- [Work request]
Please give the count of lines in the listing underneath that hold "JSON", leaving out everything else.

- [Dataset extract]
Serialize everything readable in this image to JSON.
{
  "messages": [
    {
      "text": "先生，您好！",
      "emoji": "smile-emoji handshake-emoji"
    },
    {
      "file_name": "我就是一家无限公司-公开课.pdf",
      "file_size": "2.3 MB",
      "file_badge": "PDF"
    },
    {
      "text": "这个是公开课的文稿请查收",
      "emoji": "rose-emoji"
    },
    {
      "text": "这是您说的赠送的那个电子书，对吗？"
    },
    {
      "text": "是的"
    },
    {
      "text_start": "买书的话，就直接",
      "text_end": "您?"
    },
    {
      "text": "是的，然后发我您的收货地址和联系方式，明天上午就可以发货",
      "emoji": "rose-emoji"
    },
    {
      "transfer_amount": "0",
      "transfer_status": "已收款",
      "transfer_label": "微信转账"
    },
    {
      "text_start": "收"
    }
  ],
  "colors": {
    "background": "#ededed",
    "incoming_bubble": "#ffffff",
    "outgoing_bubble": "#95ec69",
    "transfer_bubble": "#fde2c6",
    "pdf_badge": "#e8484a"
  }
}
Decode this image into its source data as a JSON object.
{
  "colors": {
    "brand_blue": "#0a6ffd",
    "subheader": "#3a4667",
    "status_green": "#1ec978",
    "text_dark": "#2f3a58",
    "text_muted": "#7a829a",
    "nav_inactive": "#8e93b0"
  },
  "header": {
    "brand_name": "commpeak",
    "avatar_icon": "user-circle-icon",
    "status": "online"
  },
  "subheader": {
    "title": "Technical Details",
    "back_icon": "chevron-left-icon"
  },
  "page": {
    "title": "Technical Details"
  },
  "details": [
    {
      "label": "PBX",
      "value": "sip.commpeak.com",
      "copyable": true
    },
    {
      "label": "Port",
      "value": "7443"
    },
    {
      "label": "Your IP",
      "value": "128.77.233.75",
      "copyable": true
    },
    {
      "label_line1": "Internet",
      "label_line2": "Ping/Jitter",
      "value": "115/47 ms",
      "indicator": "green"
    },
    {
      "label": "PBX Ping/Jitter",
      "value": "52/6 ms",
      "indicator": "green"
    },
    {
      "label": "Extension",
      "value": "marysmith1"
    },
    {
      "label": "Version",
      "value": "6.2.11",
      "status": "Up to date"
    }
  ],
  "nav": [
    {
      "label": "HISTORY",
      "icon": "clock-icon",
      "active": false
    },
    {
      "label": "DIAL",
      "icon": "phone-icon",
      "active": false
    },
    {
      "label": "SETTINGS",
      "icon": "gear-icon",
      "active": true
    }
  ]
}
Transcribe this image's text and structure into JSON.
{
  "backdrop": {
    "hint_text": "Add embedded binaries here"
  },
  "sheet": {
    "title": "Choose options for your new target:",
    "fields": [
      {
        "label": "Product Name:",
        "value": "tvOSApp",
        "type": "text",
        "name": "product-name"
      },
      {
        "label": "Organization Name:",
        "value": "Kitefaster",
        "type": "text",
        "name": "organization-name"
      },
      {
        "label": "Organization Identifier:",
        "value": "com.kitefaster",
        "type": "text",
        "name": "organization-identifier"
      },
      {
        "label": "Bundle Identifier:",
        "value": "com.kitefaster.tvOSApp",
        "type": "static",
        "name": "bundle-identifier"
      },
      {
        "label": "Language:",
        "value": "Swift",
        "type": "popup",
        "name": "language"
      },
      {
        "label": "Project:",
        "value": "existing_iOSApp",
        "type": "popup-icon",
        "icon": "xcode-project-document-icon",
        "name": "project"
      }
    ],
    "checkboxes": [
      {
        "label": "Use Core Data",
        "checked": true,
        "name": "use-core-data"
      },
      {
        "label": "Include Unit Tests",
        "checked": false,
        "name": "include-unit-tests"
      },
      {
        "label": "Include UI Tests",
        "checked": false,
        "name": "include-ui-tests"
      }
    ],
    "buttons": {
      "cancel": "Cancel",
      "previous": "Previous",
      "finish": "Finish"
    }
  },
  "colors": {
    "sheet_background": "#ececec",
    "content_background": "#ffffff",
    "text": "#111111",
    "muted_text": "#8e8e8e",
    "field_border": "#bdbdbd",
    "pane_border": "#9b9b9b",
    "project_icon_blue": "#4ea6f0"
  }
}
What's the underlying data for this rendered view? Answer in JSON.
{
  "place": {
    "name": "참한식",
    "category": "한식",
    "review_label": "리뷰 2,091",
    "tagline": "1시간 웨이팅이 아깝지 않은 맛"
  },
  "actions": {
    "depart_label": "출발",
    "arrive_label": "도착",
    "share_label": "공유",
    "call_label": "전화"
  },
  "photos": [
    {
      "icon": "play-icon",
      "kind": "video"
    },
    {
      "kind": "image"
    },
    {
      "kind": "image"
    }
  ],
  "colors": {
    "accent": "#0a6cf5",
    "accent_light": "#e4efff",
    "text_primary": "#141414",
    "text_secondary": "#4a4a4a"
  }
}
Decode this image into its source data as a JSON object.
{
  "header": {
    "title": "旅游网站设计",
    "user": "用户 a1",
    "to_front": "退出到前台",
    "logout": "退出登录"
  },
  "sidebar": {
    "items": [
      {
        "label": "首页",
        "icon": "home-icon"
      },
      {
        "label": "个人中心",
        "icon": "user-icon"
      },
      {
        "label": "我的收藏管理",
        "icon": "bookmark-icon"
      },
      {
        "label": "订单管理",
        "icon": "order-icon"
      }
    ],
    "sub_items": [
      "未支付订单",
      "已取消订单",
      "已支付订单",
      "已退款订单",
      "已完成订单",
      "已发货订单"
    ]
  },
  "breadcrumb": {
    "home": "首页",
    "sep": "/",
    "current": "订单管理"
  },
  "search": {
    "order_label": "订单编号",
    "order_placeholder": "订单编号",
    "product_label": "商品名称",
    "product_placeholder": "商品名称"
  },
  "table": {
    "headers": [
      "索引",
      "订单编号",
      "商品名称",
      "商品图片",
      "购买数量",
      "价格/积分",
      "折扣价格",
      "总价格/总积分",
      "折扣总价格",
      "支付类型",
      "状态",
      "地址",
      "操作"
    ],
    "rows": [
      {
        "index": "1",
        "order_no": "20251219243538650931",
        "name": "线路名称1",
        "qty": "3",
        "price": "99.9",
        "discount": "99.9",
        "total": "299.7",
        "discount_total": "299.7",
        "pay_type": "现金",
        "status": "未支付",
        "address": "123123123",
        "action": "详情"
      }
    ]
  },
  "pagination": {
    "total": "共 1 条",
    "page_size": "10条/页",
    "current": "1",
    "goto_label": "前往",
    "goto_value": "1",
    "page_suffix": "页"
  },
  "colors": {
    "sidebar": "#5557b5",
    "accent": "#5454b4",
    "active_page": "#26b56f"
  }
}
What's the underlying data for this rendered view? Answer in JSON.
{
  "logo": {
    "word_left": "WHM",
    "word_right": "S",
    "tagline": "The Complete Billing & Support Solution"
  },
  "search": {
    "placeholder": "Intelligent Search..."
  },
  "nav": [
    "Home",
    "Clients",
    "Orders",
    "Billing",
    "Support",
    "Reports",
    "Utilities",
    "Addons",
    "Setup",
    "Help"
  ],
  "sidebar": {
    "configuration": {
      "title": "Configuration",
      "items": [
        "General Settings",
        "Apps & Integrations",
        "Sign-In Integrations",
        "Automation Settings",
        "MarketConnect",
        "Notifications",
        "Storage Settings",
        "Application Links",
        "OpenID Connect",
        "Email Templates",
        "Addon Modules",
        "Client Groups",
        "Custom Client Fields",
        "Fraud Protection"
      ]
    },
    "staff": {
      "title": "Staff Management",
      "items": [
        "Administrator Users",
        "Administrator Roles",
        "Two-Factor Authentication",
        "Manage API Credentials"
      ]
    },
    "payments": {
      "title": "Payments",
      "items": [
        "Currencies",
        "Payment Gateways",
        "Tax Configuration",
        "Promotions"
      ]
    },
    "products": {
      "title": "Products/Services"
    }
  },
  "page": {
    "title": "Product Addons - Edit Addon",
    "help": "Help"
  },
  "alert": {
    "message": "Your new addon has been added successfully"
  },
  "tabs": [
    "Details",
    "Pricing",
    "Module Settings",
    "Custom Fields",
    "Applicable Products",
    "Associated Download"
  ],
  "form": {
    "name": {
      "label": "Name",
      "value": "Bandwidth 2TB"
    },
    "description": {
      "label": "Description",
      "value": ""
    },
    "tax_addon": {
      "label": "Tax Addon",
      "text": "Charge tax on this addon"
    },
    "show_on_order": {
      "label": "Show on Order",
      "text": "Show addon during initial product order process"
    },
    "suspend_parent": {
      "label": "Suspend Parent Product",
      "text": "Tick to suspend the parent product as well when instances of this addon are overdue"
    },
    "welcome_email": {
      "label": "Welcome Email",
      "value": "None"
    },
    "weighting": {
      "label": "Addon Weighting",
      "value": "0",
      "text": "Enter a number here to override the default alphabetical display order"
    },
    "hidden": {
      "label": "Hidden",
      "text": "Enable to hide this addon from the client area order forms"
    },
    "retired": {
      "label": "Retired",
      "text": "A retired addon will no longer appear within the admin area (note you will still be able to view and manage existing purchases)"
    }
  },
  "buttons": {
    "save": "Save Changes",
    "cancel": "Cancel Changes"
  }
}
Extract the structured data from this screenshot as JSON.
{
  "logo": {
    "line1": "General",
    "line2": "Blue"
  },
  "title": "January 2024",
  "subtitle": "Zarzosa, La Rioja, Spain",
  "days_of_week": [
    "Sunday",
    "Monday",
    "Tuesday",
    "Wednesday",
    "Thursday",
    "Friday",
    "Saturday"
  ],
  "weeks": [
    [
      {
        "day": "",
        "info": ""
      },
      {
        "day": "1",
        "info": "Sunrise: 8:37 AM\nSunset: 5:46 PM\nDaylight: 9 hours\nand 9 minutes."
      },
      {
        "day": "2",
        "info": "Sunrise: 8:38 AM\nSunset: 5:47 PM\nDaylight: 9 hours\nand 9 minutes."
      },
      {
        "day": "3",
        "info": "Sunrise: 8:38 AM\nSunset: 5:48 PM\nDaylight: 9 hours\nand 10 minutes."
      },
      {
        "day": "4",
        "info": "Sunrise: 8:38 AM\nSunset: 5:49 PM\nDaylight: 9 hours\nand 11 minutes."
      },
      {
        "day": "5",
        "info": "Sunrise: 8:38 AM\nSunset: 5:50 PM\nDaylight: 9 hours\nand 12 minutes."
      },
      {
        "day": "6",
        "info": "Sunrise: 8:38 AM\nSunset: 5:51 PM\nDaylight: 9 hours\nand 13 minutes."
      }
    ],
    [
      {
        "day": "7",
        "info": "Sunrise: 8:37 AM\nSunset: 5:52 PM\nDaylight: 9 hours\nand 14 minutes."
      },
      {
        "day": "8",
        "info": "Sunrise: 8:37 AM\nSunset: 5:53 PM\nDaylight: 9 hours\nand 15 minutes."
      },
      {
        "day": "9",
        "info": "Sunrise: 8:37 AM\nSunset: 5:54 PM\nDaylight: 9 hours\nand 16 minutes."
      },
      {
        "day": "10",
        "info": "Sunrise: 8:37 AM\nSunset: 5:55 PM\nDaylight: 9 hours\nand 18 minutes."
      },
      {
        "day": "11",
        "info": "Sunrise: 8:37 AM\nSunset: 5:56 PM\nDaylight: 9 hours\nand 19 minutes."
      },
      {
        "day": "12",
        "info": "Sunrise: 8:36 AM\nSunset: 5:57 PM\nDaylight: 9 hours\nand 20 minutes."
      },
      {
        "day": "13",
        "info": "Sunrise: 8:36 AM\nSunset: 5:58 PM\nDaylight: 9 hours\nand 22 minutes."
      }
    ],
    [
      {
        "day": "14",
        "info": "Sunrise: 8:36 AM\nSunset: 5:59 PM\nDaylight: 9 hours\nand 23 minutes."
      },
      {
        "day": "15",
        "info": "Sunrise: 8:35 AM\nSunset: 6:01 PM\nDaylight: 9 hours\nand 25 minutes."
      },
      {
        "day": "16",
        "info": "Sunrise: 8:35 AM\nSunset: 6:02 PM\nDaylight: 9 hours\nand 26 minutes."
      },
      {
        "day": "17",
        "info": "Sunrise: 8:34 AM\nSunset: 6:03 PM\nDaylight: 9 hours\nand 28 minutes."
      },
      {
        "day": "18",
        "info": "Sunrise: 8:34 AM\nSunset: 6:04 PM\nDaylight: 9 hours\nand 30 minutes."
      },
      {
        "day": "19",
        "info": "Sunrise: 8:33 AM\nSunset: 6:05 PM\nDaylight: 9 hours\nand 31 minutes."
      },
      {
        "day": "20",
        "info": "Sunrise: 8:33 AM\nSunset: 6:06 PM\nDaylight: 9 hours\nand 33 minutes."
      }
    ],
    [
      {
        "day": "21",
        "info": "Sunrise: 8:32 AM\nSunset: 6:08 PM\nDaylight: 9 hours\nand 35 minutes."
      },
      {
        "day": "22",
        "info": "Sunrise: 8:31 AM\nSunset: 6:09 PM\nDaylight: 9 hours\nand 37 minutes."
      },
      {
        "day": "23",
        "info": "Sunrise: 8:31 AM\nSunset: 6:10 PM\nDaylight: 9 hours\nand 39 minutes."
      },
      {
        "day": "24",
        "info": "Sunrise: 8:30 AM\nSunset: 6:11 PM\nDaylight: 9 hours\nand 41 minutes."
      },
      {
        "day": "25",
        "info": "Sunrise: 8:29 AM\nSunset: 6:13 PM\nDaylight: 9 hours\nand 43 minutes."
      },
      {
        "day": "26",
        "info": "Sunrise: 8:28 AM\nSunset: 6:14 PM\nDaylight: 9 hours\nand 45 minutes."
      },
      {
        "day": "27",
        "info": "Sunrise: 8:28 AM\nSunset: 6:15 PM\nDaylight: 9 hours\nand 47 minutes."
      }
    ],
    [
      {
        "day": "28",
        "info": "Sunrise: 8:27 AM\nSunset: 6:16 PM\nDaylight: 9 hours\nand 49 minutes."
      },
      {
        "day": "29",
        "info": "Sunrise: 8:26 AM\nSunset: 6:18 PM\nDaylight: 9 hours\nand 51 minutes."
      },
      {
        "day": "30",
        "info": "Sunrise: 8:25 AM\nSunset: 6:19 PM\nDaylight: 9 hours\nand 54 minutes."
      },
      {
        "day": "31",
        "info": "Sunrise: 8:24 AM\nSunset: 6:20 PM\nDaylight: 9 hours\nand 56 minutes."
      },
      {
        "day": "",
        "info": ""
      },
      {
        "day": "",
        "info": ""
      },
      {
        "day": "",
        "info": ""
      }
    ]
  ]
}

- [Answer for this exercise]
7